Mistake No. 5: Failing to keep accurate and complete payroll records. Because the IRS is such a stickler on payroll taxes, you’ll want to be an open book on how your company handles them. You are required to maintain payroll and have them available for IRS inspection. These records include copies of W-2s, employee time sheets and other payroll records. Keep all information for at least four years.
Mistake No. 6: Not knowing tax liability can vary by state or even county. Hiring people who live in a different state than the one your business is located in can create unemployment tax liability in their home state. States have different rules regarding payroll taxes and rates can even vary by county. Check with a CPA or tax attorney familiar with the rules and regulations for the states and counties in question.
Mistake No. 7: Improper timing of overtime and bonus checks. Even if your company doesn’t issue payroll checks weekly, overtime hours must be broken down in weekly increments or tax problems can arise. The same is true for bonuses. The payment of a bonus has to line up with the due date for payroll taxes. If the two payments don’t sync, there could be tax implications. A penalty could actually be the thanks you get from the IRS for wanting to reward an employee for a job well done. Don’t be a Scrooge, just consult Bob Cratchit — or whoever crunches your numbers — and make sure any bonuses and overtime pay are timed right.

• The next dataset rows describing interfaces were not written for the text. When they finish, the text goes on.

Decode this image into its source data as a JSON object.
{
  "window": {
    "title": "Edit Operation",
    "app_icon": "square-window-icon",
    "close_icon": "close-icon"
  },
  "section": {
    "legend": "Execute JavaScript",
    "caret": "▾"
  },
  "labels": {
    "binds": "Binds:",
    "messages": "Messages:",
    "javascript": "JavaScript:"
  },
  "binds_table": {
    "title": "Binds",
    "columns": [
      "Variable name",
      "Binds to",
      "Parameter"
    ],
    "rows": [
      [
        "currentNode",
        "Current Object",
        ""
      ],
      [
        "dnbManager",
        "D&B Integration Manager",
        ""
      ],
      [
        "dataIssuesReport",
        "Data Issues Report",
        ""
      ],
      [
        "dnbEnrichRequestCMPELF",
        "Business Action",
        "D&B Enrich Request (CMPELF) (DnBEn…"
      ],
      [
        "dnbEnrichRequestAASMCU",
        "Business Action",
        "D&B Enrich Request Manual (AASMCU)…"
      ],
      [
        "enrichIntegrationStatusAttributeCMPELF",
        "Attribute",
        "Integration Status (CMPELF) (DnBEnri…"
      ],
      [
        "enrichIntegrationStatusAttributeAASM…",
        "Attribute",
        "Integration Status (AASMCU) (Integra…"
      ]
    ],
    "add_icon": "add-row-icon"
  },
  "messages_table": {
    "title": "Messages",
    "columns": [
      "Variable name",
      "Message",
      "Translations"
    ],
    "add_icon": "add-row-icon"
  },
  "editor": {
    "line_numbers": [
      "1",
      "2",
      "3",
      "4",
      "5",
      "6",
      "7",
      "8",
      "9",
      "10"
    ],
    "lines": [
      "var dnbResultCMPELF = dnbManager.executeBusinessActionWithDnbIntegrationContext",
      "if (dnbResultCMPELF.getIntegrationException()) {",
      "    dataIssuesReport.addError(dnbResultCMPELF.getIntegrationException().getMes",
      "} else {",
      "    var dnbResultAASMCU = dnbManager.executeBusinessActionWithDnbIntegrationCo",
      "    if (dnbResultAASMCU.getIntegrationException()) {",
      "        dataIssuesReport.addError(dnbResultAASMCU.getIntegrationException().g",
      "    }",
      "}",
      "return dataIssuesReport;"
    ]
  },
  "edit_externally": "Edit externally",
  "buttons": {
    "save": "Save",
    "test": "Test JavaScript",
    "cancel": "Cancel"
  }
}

Mistake No. 8: Not monitoring an outside payroll company. By now you’re thinking you should hand off payroll processing to an outside company, or you’re congratulating yourself for already outsourcing this critical task. Yes, using an outside payroll company to handle the job of calculating withholding and transferring funds to the U.S. Treasury to cover payroll taxes can be a good solution. Keep in mind however, that as an employer you are still ultimately responsible for payroll taxes. If you contract with a third-party payroll-processing company, make sure it is bonded for fidelity purposes. This means they have insurance to protect against losses, such as embezzlement by employees, not generally covered under normal theft policies. Also make sure tax funds your company advances to them are held in a separate trust fund. Protect yourself and your company by monitoring your tax account to see that funds are being deposited on time and in the correct amount.
A FINAL WORD
If you have employees, you must make the filing and paying of payroll taxes a priority. Don’t hesitate to consult a CPA if you have any questions or concerns. Being overly cautious is much easier than dealing with costly mistakes.